He 'was not born for age.' Ah no,
For everlasting youth is his!
Part of the lyric of the earth
With spring and leaf and blade he is.
'Twill nevermore be April now
But there will lurk a thought of him
At the street corners, gay with flowers
From rainy valleys purple-dim.
O chiefs, you do not mourn alone!
In that stern North where mystery broods,
Our mother grief has many sons
Bred in those iron solitudes.
It does not help them, to have laid
Their coil of lightning under seas;
They are as impotent as you
To mend the loosened wrists and knees.
And yet how many a harvest night,
When the great luminous meteors flare
Along the trenches of the dusk,
The men who dwell beneath the Bear,
Seeing those vagrants of the sky
Float through the deep beyond their hark,
Like Arabs through the wastes of air,—
A flash, a dream, from dark to dark,—
Must feel the solemn large surmise:
By a dim, vast and perilous way
We sweep through undetermined time,
Illumining this quench of clay,
A moment staunched, then forth again.
Ah, not alone you climb the steep
To set your loving burden down
Against the mighty knees of sleep.
With you we hold the sombre faith
Where creeds are sown like rain at sea;
And leave the loveliest child of earth
To slumber where he longed to be.
His fathers lit the dangerous coast

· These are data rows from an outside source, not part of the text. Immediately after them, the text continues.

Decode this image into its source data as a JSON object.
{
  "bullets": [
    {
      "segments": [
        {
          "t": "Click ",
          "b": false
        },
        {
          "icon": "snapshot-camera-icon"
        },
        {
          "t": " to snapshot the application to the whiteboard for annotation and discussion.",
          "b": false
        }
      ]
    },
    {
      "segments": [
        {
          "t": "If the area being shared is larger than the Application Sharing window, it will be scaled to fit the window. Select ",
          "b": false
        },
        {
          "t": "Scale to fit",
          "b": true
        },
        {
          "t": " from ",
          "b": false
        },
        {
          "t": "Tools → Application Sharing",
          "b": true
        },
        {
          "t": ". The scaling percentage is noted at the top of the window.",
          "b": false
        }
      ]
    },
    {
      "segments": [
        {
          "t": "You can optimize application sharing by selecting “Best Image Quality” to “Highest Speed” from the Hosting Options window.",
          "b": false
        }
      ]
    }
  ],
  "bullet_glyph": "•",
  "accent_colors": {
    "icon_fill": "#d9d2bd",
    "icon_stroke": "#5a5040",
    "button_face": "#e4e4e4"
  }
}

To steer the daring merchant home;
His courage lights the darkling port
Where every sea-worn sail must come.
And since he was the type of all
That strain in us which still must fare,
The fleeting migrant of a day,
Heart-high, outbound for otherwhere,
Now therefore, where the passing ships
Hang on the edges of the noon,
And Northern liners trail their smoke
Across the rising yellow moon,
Bound for his home, with shuddering screw
That beats its strength out into speed,
Until the pacing watch descries
On the sea-line a scarlet seed
Smoulder and kindle and set fire
To the dark selvedge of the night,
The deep blue tapestry of stars,
Then sheet the dome in pearly light,
There in perpetual tides of day,
Where men may praise him and deplore,
The place of his lone grave shall be
A seamark set for evermore,
High on a peak adrift with mist,
And round whose bases, far beneath
The snow-white wheeling tropic birds,
The emerald dragon breaks his teeth.